In our final enforcement update for 2016, we cover:
- TOTAL files reply brief in declaratory judgment action against FERC in Fifth Circuit;
- Trial concludes in the CFTC’s case against DRW and Wilson; and
- Judge holds scheduling conference and orders briefing in ETRACOM proceeding.
This week’s enforcement update covers the following:
- FERC Staff issues notice of alleged violations against GDF SUEZ;
- FERC files motion to affirm civil penalties against ETRACOM; and
- FERC files brief in TOTAL appeal proceeding in Fifth Circuit.
The bench trial in the CFTC’s case against DRW is underway. On November 28, Judge Richard Sullivan denied the motions to strike testimony filed by the CFTC in its market manipulation case against defendants DRW Investments, LLC and Donald R. Wilson pending in the U.S. District Court for the Southern District of New York. In denying the motion, Judge Sullivan noted that the CFTC failed to submit its motion by the November 4 deadline to file motions in limine and failed to request leave to file this motion at the pretrial conference. In addition, on November 29, the CFTC filed its response to the defendants’ motion to exclude portions of a CFTC expert declaration, which Judge Sullivan granted in part. The trial in this proceeding began on December 1. The parties gave opening statements, and the court heard testimony from a number of DRW traders, including Wilson.

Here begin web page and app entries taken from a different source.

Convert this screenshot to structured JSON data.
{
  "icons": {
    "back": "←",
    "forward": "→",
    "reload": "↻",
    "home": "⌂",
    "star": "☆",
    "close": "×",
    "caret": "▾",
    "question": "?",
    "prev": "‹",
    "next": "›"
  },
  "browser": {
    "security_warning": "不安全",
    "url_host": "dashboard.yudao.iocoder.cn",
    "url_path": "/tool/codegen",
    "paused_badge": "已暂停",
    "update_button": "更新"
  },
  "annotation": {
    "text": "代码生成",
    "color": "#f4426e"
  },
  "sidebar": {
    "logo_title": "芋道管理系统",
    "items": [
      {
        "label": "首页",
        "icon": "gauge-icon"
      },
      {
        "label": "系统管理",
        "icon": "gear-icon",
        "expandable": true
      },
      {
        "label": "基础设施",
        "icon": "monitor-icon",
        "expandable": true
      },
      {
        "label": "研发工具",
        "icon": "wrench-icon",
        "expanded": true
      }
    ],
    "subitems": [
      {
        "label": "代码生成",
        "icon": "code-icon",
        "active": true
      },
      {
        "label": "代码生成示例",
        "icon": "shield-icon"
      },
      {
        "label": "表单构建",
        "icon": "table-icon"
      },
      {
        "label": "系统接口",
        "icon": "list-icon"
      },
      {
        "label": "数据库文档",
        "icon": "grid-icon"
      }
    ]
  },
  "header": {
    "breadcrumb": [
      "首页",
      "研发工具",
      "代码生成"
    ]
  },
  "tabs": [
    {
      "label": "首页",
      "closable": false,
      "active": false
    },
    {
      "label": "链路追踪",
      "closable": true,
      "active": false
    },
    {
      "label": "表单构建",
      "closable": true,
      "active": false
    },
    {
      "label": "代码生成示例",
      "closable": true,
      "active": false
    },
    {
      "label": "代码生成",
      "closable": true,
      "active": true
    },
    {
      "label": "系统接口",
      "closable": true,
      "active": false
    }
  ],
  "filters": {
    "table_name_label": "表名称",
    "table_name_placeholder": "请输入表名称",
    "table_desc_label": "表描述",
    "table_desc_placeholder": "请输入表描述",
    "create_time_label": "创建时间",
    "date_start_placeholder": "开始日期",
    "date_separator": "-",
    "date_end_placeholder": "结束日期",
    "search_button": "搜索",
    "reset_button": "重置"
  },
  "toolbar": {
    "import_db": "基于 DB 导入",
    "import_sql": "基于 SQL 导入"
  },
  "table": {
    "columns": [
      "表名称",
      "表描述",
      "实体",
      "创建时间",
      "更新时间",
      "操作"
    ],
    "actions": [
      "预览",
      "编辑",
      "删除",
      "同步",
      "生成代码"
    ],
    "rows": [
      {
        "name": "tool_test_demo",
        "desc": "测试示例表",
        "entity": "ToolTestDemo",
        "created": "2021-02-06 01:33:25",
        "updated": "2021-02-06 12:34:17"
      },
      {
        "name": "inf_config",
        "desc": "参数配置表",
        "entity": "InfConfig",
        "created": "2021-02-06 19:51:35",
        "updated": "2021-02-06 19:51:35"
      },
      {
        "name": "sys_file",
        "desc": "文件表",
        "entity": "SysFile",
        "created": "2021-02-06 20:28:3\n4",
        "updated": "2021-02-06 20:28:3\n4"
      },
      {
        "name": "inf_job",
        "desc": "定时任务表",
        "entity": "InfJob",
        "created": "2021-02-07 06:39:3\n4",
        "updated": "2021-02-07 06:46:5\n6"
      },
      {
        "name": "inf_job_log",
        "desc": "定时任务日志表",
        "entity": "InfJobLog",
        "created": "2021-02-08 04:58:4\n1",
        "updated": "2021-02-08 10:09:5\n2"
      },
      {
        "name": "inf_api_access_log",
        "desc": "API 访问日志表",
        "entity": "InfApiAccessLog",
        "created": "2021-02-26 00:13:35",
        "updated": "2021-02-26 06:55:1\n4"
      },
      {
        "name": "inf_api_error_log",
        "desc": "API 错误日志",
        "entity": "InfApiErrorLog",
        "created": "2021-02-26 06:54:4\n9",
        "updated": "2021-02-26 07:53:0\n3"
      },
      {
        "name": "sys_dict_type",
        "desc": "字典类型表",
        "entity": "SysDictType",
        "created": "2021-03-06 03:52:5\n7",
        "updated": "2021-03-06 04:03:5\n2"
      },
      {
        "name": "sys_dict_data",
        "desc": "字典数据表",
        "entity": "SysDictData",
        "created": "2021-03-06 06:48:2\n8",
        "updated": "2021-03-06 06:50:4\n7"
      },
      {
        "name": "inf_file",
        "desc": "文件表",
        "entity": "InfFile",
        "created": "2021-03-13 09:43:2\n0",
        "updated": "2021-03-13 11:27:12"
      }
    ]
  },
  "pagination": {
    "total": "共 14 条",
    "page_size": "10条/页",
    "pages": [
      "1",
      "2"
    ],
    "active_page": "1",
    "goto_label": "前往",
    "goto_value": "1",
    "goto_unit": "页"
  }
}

On November 22, PJM’s Independent Market Monitor (IMM) filed a complaint regarding a rule change to PJM’s capacity market approved by the PJM Markets and Reliability Committee (MRC). At the November 17 MRC meeting, the MRC approved—over objections from the IMM—changes to PJM’s Manual 18 to delete language that imposed conditions on early replacement transactions. In response, the IMM filed a complaint at FERC arguing that the modified rules are unjust and unreasonable, inconsistent with competitive markets, and allow behavior that defeats a well-functioning market. The IMM argues that the modified rules “provide incentives to offer paper capacity in the PJM capacity market and to suppress market prices for actual physical capacity in the PJM market.” According to the IMM, “The modified rules allow behavior that would otherwise be considered prohibited market manipulation because behavior permitted under the modified rules defeats PJM’s well functioning market for physical capacity.”